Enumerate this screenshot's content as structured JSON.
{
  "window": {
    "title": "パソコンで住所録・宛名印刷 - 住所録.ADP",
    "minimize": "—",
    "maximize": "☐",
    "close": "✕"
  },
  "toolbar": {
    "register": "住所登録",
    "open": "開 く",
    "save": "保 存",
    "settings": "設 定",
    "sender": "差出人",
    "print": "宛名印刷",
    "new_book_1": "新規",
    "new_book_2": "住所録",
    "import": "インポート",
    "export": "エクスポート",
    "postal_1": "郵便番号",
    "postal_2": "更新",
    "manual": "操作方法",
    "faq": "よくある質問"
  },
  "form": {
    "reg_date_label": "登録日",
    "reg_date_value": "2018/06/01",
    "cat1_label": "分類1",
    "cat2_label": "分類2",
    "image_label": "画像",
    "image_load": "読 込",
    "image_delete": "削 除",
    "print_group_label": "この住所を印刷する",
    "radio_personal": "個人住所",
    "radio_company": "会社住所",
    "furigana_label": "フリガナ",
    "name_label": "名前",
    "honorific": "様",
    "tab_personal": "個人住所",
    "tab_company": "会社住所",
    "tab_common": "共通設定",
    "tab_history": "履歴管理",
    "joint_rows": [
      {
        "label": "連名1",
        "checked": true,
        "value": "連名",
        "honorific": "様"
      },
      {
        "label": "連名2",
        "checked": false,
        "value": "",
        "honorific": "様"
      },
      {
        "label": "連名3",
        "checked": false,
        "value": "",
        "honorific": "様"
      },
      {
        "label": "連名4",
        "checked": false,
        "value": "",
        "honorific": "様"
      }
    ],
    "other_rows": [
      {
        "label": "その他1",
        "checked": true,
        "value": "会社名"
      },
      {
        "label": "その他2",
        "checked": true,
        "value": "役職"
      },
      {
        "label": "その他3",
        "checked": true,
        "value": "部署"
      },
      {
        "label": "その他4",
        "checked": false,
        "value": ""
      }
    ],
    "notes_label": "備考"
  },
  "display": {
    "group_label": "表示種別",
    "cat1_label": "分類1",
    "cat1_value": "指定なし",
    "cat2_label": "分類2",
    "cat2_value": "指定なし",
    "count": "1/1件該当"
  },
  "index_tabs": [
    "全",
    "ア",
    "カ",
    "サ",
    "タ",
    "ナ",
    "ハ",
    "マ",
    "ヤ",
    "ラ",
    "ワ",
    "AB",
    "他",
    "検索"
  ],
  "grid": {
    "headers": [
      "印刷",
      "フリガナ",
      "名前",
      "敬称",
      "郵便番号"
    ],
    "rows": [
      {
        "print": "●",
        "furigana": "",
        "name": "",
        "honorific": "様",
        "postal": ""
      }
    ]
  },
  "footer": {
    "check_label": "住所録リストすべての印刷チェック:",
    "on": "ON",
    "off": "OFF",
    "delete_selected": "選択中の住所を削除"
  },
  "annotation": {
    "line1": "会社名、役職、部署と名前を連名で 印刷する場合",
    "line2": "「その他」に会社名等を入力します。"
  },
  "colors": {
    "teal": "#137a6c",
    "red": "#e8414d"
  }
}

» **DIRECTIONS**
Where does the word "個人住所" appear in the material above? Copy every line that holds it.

» **ANSWER BOX**
    "radio_personal": "個人住所",
    "tab_personal": "個人住所",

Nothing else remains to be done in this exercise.